▸ **What you have to do**
Read through the lines below for the string "name" and copy each one that has it.

▸ **App and web page records**
☆ ☆ ☆ ☆

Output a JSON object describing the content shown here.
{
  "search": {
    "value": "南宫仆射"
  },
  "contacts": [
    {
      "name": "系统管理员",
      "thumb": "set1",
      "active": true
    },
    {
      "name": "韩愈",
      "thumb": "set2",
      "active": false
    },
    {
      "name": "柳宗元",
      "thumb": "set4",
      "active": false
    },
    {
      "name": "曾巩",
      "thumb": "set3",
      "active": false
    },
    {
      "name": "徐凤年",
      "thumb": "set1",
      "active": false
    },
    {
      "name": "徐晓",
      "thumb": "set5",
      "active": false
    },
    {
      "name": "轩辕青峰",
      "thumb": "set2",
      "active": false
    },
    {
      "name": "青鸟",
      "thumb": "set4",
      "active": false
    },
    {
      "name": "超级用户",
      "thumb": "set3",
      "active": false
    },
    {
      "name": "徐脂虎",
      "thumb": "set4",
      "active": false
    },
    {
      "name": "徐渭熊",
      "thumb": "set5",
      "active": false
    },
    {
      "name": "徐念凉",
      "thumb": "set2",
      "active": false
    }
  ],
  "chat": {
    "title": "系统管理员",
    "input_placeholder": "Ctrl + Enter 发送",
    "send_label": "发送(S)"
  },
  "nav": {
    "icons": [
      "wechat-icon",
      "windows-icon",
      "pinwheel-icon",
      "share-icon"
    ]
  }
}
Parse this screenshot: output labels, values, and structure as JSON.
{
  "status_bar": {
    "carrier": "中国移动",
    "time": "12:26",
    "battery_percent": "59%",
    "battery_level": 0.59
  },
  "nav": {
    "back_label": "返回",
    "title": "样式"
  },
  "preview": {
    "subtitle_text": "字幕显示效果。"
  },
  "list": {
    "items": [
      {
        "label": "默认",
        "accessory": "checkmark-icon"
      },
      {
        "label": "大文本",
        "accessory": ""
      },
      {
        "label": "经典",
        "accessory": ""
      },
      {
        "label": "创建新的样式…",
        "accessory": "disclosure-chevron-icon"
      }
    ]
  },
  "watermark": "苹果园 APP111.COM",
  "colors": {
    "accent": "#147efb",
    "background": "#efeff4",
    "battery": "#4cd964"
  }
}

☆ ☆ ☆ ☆

▸ **Exercise solution**
      "name": "系统管理员",
      "name": "韩愈",
      "name": "柳宗元",
      "name": "曾巩",
      "name": "徐凤年",
      "name": "徐晓",
      "name": "轩辕青峰",
      "name": "青鸟",
      "name": "超级用户",
      "name": "徐脂虎",
      "name": "徐渭熊",
      "name": "徐念凉",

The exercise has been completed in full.